Mike Moxcey ©2005
Stringed instruments must be tuned. Tuning an instrument means you have to adjust the strings to specific pitches for that instrument. On a guitar, banjo, dobro, ukulele, or mandolin, strings are tuned by turning the tuning pegs on the neck by hand. Autoharps, hammered dulcimers, harps, and pianos have a wrench that fits over their tuning pegs.
While each instrument is tuned differently, there are techniques you can use on any of them that help you tune. Tuning an instrument the first time can be frightening. You may think you’re going to break a string. It helps to have someone experienced assist and get the instrument close.
Warning: Strings Break
When tuning, strings may break. Don’t keep your face down where it can get scratched by the broken wire.
Play Loud When Tuning
Many people play quietly when tuning. I think the string sounds different at different volumes. Pluck each string at least as loud as you’re going to play it when it’s finally tuned up.
Tune Strings Up, not Down
You should get in the habit of tuning up to pitch, not down. If the string is too high, then tune down below the correct note and tune up to the correct pitch slowly. I’ve heard many reasons for this, most of which must be pure superstition, but I do know it works
Tune All Strings Close First
- If the instrument is way out of tune, then don’t bother getting each pitch exact.
- Make one pass to get each string close,
- make a second pass to get them closer, and
- then fine tune the strings to exact pitch on the final pass.
The reason for this is that the strings exert a tremendous amount of stress on the neck.
Tightening a string pulls the neck up tighter and loosens the other strings, making them go flat.
So get them all close, then get them all close again, and then you can spend time getting each string perfect.
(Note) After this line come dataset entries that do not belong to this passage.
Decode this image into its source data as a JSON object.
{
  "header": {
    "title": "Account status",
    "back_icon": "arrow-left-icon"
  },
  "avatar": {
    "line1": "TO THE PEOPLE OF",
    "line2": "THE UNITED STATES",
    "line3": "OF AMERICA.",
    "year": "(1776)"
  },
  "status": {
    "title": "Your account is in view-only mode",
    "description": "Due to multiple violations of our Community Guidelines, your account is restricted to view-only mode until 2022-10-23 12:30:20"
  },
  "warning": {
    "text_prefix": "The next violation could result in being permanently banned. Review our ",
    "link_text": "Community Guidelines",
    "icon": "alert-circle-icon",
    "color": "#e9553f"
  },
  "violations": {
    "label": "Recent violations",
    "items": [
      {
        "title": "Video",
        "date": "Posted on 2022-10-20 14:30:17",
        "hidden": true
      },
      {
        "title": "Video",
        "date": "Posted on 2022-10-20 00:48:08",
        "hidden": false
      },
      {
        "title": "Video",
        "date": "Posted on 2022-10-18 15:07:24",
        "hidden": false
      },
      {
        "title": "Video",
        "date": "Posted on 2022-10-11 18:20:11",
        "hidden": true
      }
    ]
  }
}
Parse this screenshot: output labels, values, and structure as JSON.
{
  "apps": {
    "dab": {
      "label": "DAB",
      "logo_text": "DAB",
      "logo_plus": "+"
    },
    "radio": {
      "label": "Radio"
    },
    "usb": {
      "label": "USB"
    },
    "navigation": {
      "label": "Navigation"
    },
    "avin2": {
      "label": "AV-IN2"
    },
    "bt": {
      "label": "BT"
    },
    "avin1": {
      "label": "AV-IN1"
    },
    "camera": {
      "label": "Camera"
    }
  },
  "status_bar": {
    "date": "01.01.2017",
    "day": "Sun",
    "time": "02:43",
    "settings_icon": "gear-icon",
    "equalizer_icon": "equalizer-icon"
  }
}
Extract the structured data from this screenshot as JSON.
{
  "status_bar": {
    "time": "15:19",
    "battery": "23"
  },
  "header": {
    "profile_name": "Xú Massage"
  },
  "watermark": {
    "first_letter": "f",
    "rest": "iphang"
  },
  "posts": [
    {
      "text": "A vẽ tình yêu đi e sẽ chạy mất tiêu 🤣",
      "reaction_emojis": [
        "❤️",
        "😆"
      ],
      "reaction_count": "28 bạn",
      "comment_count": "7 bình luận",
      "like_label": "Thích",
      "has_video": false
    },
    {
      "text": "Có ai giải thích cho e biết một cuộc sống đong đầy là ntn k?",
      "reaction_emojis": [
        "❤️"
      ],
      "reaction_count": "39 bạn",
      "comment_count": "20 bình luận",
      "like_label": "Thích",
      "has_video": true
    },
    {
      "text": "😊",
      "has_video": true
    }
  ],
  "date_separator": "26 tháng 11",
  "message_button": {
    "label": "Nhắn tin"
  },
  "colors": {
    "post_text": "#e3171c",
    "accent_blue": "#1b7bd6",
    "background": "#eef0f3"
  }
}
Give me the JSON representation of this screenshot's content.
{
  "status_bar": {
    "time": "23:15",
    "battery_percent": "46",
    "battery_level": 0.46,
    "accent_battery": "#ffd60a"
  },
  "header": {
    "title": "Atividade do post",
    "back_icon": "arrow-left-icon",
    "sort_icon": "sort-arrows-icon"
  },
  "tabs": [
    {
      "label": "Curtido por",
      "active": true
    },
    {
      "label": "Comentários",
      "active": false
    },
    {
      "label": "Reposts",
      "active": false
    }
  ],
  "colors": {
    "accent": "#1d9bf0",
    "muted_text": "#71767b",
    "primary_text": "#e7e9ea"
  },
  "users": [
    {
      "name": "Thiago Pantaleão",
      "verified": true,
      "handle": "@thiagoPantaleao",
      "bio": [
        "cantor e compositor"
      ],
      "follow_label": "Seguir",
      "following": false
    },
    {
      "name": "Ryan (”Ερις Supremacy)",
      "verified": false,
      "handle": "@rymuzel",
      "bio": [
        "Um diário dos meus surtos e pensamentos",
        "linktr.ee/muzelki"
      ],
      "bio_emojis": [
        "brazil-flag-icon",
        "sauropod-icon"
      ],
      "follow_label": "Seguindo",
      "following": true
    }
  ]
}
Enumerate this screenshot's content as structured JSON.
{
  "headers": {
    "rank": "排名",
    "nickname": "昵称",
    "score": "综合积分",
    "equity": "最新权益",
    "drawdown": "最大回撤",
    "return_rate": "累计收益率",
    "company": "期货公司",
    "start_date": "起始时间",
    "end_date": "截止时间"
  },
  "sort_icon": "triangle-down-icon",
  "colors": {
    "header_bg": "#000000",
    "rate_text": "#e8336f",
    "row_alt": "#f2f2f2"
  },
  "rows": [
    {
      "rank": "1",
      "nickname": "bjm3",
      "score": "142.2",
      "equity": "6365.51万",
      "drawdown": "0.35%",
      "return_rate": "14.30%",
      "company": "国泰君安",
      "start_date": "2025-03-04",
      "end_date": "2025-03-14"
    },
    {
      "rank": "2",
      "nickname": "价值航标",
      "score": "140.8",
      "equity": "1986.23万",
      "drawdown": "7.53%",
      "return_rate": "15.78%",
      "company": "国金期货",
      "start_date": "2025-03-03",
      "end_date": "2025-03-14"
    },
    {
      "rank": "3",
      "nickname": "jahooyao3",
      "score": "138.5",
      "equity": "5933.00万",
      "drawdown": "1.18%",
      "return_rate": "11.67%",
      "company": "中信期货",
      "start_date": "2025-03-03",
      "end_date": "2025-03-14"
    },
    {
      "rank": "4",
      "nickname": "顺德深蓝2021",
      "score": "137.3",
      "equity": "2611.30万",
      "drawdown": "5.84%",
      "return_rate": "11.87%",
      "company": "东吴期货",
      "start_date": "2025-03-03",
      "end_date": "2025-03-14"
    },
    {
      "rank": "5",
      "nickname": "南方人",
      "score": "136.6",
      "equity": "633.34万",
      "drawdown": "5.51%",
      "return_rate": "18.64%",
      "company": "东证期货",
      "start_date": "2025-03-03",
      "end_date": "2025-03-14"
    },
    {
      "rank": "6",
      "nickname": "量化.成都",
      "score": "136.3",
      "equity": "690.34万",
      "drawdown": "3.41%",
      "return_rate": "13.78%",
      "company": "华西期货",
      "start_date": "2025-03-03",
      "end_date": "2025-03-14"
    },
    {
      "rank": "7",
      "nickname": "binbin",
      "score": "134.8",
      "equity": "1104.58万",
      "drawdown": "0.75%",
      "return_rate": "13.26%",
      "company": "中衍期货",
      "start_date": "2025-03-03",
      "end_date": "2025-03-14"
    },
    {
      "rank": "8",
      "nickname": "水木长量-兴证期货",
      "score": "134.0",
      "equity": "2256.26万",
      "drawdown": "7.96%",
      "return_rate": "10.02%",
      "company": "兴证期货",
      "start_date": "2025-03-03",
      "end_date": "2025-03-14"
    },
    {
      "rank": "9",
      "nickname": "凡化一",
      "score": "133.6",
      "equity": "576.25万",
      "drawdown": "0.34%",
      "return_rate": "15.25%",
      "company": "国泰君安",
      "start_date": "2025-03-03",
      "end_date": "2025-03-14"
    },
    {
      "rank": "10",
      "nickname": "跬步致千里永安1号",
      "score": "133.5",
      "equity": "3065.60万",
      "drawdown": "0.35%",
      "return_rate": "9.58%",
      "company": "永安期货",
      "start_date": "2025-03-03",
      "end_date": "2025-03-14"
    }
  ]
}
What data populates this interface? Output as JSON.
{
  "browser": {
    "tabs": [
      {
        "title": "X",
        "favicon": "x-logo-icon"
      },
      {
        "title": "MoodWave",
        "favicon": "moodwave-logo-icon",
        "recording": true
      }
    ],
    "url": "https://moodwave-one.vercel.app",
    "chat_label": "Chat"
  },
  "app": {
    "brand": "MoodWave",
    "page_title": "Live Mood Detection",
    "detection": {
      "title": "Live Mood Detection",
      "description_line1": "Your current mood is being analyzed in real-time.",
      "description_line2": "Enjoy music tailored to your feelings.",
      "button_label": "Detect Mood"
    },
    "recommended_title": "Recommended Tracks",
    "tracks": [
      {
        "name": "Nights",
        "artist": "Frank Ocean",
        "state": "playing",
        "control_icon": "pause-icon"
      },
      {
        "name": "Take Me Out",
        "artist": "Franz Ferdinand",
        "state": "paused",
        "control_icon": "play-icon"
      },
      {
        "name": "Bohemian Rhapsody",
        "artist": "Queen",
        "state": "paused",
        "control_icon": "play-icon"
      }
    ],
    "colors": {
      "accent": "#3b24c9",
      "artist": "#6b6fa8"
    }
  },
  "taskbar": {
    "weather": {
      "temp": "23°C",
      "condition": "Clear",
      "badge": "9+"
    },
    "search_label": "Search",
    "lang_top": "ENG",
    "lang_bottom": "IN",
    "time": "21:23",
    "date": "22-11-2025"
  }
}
You’re wasting your time fine-tuning on the first pass. This only applies if the instrument, or at least one string, is way out of tune.